**TO DO:**
Omit every picture while you reproduce the entries that follow word for word.

Data records for software interfaces

——

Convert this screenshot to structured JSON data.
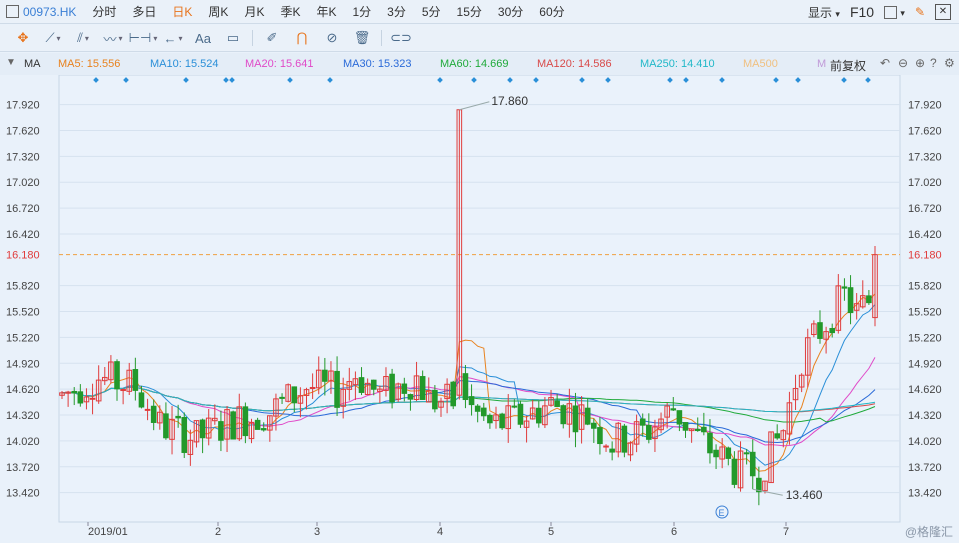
{
  "header": {
    "symbol": "00973.HK",
    "periods": [
      "分时",
      "多日",
      "日K",
      "周K",
      "月K",
      "季K",
      "年K",
      "1分",
      "3分",
      "5分",
      "15分",
      "30分",
      "60分"
    ],
    "active_period": "日K",
    "display_label": "显示",
    "f10_label": "F10"
  },
  "toolbar": {
    "icons": [
      "move-crosshair-icon",
      "line-tool-icon",
      "channel-tool-icon",
      "wave-tool-icon",
      "range-tool-icon",
      "arrow-tool-icon",
      "text-tool-icon",
      "comment-tool-icon",
      "pencil-icon",
      "magnet-icon",
      "hide-icon",
      "delete-icon",
      "link-icon"
    ],
    "text_tool_label": "Aa"
  },
  "ma_bar": {
    "title": "MA",
    "items": [
      {
        "label": "MA5: 15.556",
        "color": "#e8821e"
      },
      {
        "label": "MA10: 15.524",
        "color": "#2a8fd8"
      },
      {
        "label": "MA20: 15.641",
        "color": "#e04ac8"
      },
      {
        "label": "MA30: 15.323",
        "color": "#2a6ad8"
      },
      {
        "label": "MA60: 14.669",
        "color": "#1faa3a"
      },
      {
        "label": "MA120: 14.586",
        "color": "#d84a4a"
      },
      {
        "label": "MA250: 14.410",
        "color": "#21b8c8"
      },
      {
        "label": "MA500",
        "color": "#f0c080"
      },
      {
        "label": "M",
        "color": "#c09ad8"
      }
    ],
    "adjust_label": "前复权"
  },
  "chart_data": {
    "type": "candlestick",
    "ytick_labels": [
      "17.920",
      "17.620",
      "17.320",
      "17.020",
      "16.720",
      "16.420",
      "16.180",
      "15.820",
      "15.520",
      "15.220",
      "14.920",
      "14.620",
      "14.320",
      "14.020",
      "13.720",
      "13.420"
    ],
    "ylim": [
      13.2,
      18.1
    ],
    "xtick_labels": [
      "2019/01",
      "2",
      "3",
      "4",
      "5",
      "6",
      "7"
    ],
    "last_price": 16.18,
    "last_price_label": "16.180",
    "max_label": "17.860",
    "min_label": "13.460",
    "event_marker": "E",
    "up_color": "#e03c3c",
    "down_color": "#23992b",
    "current_line_color": "#f0a040",
    "dividend_marks": 21,
    "watermark": "@格隆汇"
  }
}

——

**SOLUTION TO THE PROBLEM:**
Convert this screenshot to structured JSON data.
{
  "header": {
    "symbol": "00973.HK",
    "periods": [
      "分时",
      "多日",
      "日K",
      "周K",
      "月K",
      "季K",
      "年K",
      "1分",
      "3分",
      "5分",
      "15分",
      "30分",
      "60分"
    ],
    "active_period": "日K",
    "display_label": "显示",
    "f10_label": "F10"
  },
  "toolbar": {
    "icons": [
      "move-crosshair-icon",
      "line-tool-icon",
      "channel-tool-icon",
      "wave-tool-icon",
      "range-tool-icon",
      "arrow-tool-icon",
      "text-tool-icon",
      "comment-tool-icon",
      "pencil-icon",
      "magnet-icon",
      "hide-icon",
      "delete-icon",
      "link-icon"
    ],
    "text_tool_label": "Aa"
  },
  "ma_bar": {
    "title": "MA",
    "items": [
      {
        "label": "MA5: 15.556",
        "color": "#e8821e"
      },
      {
        "label": "MA10: 15.524",
        "color": "#2a8fd8"
      },
      {
        "label": "MA20: 15.641",
        "color": "#e04ac8"
      },
      {
        "label": "MA30: 15.323",
        "color": "#2a6ad8"
      },
      {
        "label": "MA60: 14.669",
        "color": "#1faa3a"
      },
      {
        "label": "MA120: 14.586",
        "color": "#d84a4a"
      },
      {
        "label": "MA250: 14.410",
        "color": "#21b8c8"
      },
      {
        "label": "MA500",
        "color": "#f0c080"
      },
      {
        "label": "M",
        "color": "#c09ad8"
      }
    ],
    "adjust_label": "前复权"
  },
  "chart_data": {
    "type": "candlestick",
    "ytick_labels": [
      "17.920",
      "17.620",
      "17.320",
      "17.020",
      "16.720",
      "16.420",
      "16.180",
      "15.820",
      "15.520",
      "15.220",
      "14.920",
      "14.620",
      "14.320",
      "14.020",
      "13.720",
      "13.420"
    ],
    "ylim": [
      13.2,
      18.1
    ],
    "xtick_labels": [
      "2019/01",
      "2",
      "3",
      "4",
      "5",
      "6",
      "7"
    ],
    "last_price": 16.18,
    "last_price_label": "16.180",
    "max_label": "17.860",
    "min_label": "13.460",
    "event_marker": "E",
    "up_color": "#e03c3c",
    "down_color": "#23992b",
    "current_line_color": "#f0a040",
    "dividend_marks": 21,
    "watermark": "@格隆汇"
  }
}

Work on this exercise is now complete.